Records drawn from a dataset
=== Begin Enclosure ===
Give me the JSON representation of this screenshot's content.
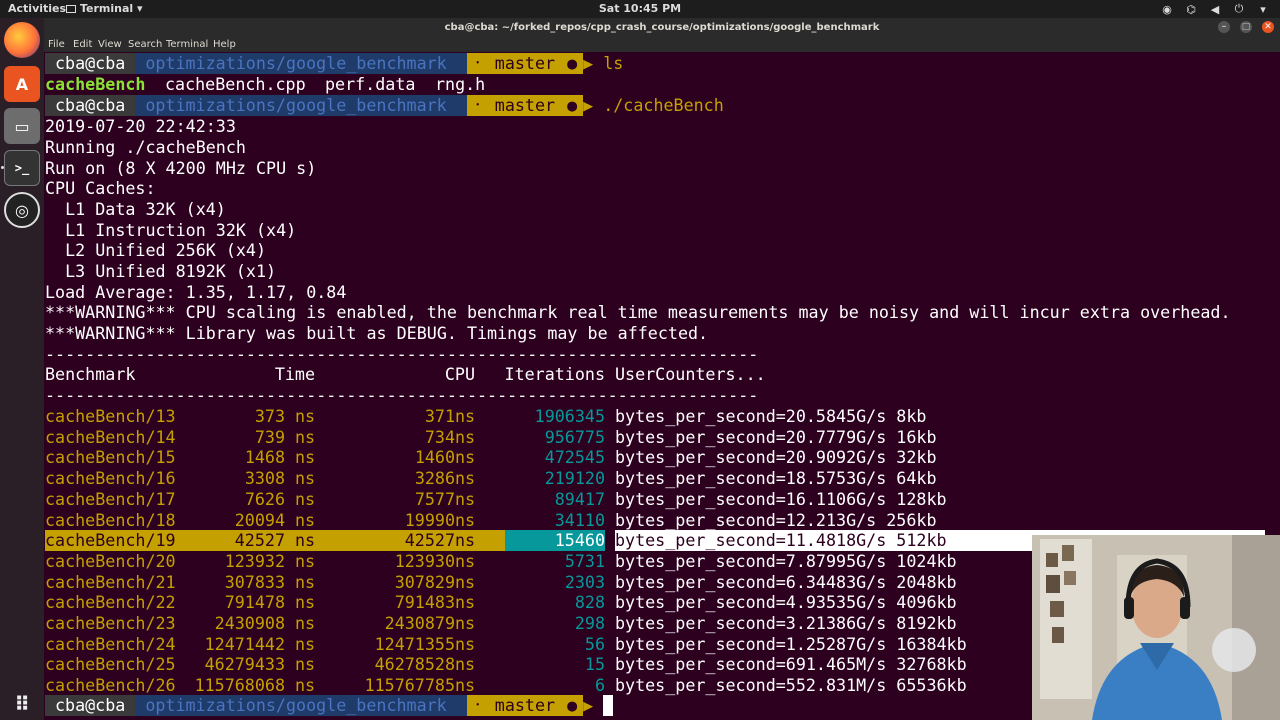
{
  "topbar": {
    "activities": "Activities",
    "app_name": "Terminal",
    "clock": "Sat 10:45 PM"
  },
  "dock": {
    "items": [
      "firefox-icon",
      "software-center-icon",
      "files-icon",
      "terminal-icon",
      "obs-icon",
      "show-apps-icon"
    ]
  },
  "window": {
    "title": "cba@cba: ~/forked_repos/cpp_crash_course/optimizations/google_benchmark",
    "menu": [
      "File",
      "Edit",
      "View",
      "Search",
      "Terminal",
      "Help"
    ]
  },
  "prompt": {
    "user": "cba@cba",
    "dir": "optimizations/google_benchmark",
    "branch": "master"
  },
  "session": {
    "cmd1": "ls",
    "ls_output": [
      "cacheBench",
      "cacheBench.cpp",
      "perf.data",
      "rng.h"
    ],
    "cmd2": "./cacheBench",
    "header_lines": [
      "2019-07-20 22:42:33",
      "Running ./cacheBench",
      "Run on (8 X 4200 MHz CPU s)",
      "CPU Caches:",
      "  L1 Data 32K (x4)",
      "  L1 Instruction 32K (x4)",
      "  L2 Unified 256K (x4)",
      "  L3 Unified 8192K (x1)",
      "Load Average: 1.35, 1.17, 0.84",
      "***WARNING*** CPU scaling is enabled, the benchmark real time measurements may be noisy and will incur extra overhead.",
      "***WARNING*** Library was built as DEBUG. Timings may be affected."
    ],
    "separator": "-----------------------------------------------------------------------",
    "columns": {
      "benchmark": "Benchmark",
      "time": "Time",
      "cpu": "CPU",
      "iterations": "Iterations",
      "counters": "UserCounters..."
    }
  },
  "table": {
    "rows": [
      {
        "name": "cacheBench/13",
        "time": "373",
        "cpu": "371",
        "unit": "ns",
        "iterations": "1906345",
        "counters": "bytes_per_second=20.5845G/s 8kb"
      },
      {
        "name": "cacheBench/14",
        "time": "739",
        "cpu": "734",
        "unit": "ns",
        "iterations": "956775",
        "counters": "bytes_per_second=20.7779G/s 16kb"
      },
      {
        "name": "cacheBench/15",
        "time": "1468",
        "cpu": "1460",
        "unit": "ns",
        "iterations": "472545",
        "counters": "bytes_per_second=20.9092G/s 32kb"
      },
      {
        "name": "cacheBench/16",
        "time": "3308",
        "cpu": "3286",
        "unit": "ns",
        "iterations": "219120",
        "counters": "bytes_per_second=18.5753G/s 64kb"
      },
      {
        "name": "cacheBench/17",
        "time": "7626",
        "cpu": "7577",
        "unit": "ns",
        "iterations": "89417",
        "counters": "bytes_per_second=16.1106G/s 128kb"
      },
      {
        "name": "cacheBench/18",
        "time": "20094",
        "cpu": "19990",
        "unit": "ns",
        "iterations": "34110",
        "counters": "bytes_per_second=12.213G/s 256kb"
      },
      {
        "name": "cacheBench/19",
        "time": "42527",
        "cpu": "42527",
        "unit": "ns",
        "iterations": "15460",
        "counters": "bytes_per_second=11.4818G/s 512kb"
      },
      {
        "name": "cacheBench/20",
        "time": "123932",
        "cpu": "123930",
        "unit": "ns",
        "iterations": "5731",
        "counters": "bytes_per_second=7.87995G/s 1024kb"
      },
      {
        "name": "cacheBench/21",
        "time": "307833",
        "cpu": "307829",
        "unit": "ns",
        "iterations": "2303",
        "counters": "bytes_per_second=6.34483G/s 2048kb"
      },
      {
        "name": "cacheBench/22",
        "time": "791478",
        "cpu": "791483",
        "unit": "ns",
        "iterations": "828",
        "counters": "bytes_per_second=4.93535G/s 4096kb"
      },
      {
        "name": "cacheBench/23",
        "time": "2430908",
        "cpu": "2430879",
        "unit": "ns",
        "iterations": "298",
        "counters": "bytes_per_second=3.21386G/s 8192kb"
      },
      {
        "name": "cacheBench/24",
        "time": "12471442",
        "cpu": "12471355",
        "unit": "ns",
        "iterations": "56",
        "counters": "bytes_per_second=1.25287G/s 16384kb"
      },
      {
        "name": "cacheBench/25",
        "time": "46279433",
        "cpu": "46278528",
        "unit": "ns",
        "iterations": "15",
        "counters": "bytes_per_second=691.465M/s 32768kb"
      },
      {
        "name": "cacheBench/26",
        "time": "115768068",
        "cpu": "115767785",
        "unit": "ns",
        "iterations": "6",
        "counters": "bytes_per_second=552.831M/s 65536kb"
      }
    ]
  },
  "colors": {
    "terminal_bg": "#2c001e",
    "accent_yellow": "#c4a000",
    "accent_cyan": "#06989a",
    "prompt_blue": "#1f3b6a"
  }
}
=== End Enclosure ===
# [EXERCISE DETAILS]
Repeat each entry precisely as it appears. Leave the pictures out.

# [EXERCISE SOLUTION]
Give me the JSON representation of this screenshot's content.
{
  "topbar": {
    "activities": "Activities",
    "app_name": "Terminal",
    "clock": "Sat 10:45 PM"
  },
  "dock": {
    "items": [
      "firefox-icon",
      "software-center-icon",
      "files-icon",
      "terminal-icon",
      "obs-icon",
      "show-apps-icon"
    ]
  },
  "window": {
    "title": "cba@cba: ~/forked_repos/cpp_crash_course/optimizations/google_benchmark",
    "menu": [
      "File",
      "Edit",
      "View",
      "Search",
      "Terminal",
      "Help"
    ]
  },
  "prompt": {
    "user": "cba@cba",
    "dir": "optimizations/google_benchmark",
    "branch": "master"
  },
  "session": {
    "cmd1": "ls",
    "ls_output": [
      "cacheBench",
      "cacheBench.cpp",
      "perf.data",
      "rng.h"
    ],
    "cmd2": "./cacheBench",
    "header_lines": [
      "2019-07-20 22:42:33",
      "Running ./cacheBench",
      "Run on (8 X 4200 MHz CPU s)",
      "CPU Caches:",
      "  L1 Data 32K (x4)",
      "  L1 Instruction 32K (x4)",
      "  L2 Unified 256K (x4)",
      "  L3 Unified 8192K (x1)",
      "Load Average: 1.35, 1.17, 0.84",
      "***WARNING*** CPU scaling is enabled, the benchmark real time measurements may be noisy and will incur extra overhead.",
      "***WARNING*** Library was built as DEBUG. Timings may be affected."
    ],
    "separator": "-----------------------------------------------------------------------",
    "columns": {
      "benchmark": "Benchmark",
      "time": "Time",
      "cpu": "CPU",
      "iterations": "Iterations",
      "counters": "UserCounters..."
    }
  },
  "table": {
    "rows": [
      {
        "name": "cacheBench/13",
        "time": "373",
        "cpu": "371",
        "unit": "ns",
        "iterations": "1906345",
        "counters": "bytes_per_second=20.5845G/s 8kb"
      },
      {
        "name": "cacheBench/14",
        "time": "739",
        "cpu": "734",
        "unit": "ns",
        "iterations": "956775",
        "counters": "bytes_per_second=20.7779G/s 16kb"
      },
      {
        "name": "cacheBench/15",
        "time": "1468",
        "cpu": "1460",
        "unit": "ns",
        "iterations": "472545",
        "counters": "bytes_per_second=20.9092G/s 32kb"
      },
      {
        "name": "cacheBench/16",
        "time": "3308",
        "cpu": "3286",
        "unit": "ns",
        "iterations": "219120",
        "counters": "bytes_per_second=18.5753G/s 64kb"
      },
      {
        "name": "cacheBench/17",
        "time": "7626",
        "cpu": "7577",
        "unit": "ns",
        "iterations": "89417",
        "counters": "bytes_per_second=16.1106G/s 128kb"
      },
      {
        "name": "cacheBench/18",
        "time": "20094",
        "cpu": "19990",
        "unit": "ns",
        "iterations": "34110",
        "counters": "bytes_per_second=12.213G/s 256kb"
      },
      {
        "name": "cacheBench/19",
        "time": "42527",
        "cpu": "42527",
        "unit": "ns",
        "iterations": "15460",
        "counters": "bytes_per_second=11.4818G/s 512kb"
      },
      {
        "name": "cacheBench/20",
        "time": "123932",
        "cpu": "123930",
        "unit": "ns",
        "iterations": "5731",
        "counters": "bytes_per_second=7.87995G/s 1024kb"
      },
      {
        "name": "cacheBench/21",
        "time": "307833",
        "cpu": "307829",
        "unit": "ns",
        "iterations": "2303",
        "counters": "bytes_per_second=6.34483G/s 2048kb"
      },
      {
        "name": "cacheBench/22",
        "time": "791478",
        "cpu": "791483",
        "unit": "ns",
        "iterations": "828",
        "counters": "bytes_per_second=4.93535G/s 4096kb"
      },
      {
        "name": "cacheBench/23",
        "time": "2430908",
        "cpu": "2430879",
        "unit": "ns",
        "iterations": "298",
        "counters": "bytes_per_second=3.21386G/s 8192kb"
      },
      {
        "name": "cacheBench/24",
        "time": "12471442",
        "cpu": "12471355",
        "unit": "ns",
        "iterations": "56",
        "counters": "bytes_per_second=1.25287G/s 16384kb"
      },
      {
        "name": "cacheBench/25",
        "time": "46279433",
        "cpu": "46278528",
        "unit": "ns",
        "iterations": "15",
        "counters": "bytes_per_second=691.465M/s 32768kb"
      },
      {
        "name": "cacheBench/26",
        "time": "115768068",
        "cpu": "115767785",
        "unit": "ns",
        "iterations": "6",
        "counters": "bytes_per_second=552.831M/s 65536kb"
      }
    ]
  },
  "colors": {
    "terminal_bg": "#2c001e",
    "accent_yellow": "#c4a000",
    "accent_cyan": "#06989a",
    "prompt_blue": "#1f3b6a"
  }
}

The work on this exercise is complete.